## TASK TO CARRY OUT:
What you return should match the data below exactly, with every entry reproduced.

*** Block opens ***

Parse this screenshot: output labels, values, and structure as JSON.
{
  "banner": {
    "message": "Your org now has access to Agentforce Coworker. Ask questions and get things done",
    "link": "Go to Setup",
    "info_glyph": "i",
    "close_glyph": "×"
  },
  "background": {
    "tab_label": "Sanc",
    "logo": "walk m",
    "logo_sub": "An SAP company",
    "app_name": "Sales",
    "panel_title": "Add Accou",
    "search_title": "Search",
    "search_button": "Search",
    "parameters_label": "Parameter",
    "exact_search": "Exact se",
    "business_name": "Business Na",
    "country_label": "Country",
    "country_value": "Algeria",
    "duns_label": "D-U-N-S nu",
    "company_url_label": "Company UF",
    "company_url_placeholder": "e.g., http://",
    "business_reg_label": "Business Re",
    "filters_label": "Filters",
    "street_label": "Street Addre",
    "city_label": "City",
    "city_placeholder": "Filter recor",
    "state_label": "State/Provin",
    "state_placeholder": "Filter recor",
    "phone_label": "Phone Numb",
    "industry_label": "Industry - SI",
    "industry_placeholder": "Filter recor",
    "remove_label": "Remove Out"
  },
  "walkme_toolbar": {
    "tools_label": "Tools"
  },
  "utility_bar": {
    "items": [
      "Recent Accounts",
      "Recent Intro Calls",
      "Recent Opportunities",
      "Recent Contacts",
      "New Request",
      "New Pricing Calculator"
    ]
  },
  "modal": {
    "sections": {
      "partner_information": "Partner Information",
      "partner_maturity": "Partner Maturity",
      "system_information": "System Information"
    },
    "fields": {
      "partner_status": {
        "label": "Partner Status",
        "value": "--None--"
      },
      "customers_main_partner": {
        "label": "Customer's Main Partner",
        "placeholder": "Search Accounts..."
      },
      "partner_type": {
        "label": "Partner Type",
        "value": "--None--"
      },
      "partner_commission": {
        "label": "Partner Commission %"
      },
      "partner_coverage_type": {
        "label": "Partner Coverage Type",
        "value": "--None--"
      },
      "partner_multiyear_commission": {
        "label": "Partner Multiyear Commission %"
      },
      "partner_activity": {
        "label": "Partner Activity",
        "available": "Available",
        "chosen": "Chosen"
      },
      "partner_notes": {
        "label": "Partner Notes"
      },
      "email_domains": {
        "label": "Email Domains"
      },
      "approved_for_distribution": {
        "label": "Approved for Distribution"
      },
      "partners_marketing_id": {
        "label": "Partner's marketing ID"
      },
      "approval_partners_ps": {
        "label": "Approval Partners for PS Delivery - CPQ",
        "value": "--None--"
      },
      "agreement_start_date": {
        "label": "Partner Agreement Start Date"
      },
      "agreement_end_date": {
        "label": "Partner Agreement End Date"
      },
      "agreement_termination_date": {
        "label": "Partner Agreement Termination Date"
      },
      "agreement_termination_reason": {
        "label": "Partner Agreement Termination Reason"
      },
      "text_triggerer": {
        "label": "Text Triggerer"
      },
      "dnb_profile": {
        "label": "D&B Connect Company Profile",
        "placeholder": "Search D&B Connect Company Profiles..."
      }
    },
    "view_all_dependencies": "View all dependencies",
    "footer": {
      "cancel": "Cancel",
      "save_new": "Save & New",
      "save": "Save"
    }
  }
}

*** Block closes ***

## ANSWER BOX:
Parse this screenshot: output labels, values, and structure as JSON.
{
  "banner": {
    "message": "Your org now has access to Agentforce Coworker. Ask questions and get things done",
    "link": "Go to Setup",
    "info_glyph": "i",
    "close_glyph": "×"
  },
  "background": {
    "tab_label": "Sanc",
    "logo": "walk m",
    "logo_sub": "An SAP company",
    "app_name": "Sales",
    "panel_title": "Add Accou",
    "search_title": "Search",
    "search_button": "Search",
    "parameters_label": "Parameter",
    "exact_search": "Exact se",
    "business_name": "Business Na",
    "country_label": "Country",
    "country_value": "Algeria",
    "duns_label": "D-U-N-S nu",
    "company_url_label": "Company UF",
    "company_url_placeholder": "e.g., http://",
    "business_reg_label": "Business Re",
    "filters_label": "Filters",
    "street_label": "Street Addre",
    "city_label": "City",
    "city_placeholder": "Filter recor",
    "state_label": "State/Provin",
    "state_placeholder": "Filter recor",
    "phone_label": "Phone Numb",
    "industry_label": "Industry - SI",
    "industry_placeholder": "Filter recor",
    "remove_label": "Remove Out"
  },
  "walkme_toolbar": {
    "tools_label": "Tools"
  },
  "utility_bar": {
    "items": [
      "Recent Accounts",
      "Recent Intro Calls",
      "Recent Opportunities",
      "Recent Contacts",
      "New Request",
      "New Pricing Calculator"
    ]
  },
  "modal": {
    "sections": {
      "partner_information": "Partner Information",
      "partner_maturity": "Partner Maturity",
      "system_information": "System Information"
    },
    "fields": {
      "partner_status": {
        "label": "Partner Status",
        "value": "--None--"
      },
      "customers_main_partner": {
        "label": "Customer's Main Partner",
        "placeholder": "Search Accounts..."
      },
      "partner_type": {
        "label": "Partner Type",
        "value": "--None--"
      },
      "partner_commission": {
        "label": "Partner Commission %"
      },
      "partner_coverage_type": {
        "label": "Partner Coverage Type",
        "value": "--None--"
      },
      "partner_multiyear_commission": {
        "label": "Partner Multiyear Commission %"
      },
      "partner_activity": {
        "label": "Partner Activity",
        "available": "Available",
        "chosen": "Chosen"
      },
      "partner_notes": {
        "label": "Partner Notes"
      },
      "email_domains": {
        "label": "Email Domains"
      },
      "approved_for_distribution": {
        "label": "Approved for Distribution"
      },
      "partners_marketing_id": {
        "label": "Partner's marketing ID"
      },
      "approval_partners_ps": {
        "label": "Approval Partners for PS Delivery - CPQ",
        "value": "--None--"
      },
      "agreement_start_date": {
        "label": "Partner Agreement Start Date"
      },
      "agreement_end_date": {
        "label": "Partner Agreement End Date"
      },
      "agreement_termination_date": {
        "label": "Partner Agreement Termination Date"
      },
      "agreement_termination_reason": {
        "label": "Partner Agreement Termination Reason"
      },
      "text_triggerer": {
        "label": "Text Triggerer"
      },
      "dnb_profile": {
        "label": "D&B Connect Company Profile",
        "placeholder": "Search D&B Connect Company Profiles..."
      }
    },
    "view_all_dependencies": "View all dependencies",
    "footer": {
      "cancel": "Cancel",
      "save_new": "Save & New",
      "save": "Save"
    }
  }
}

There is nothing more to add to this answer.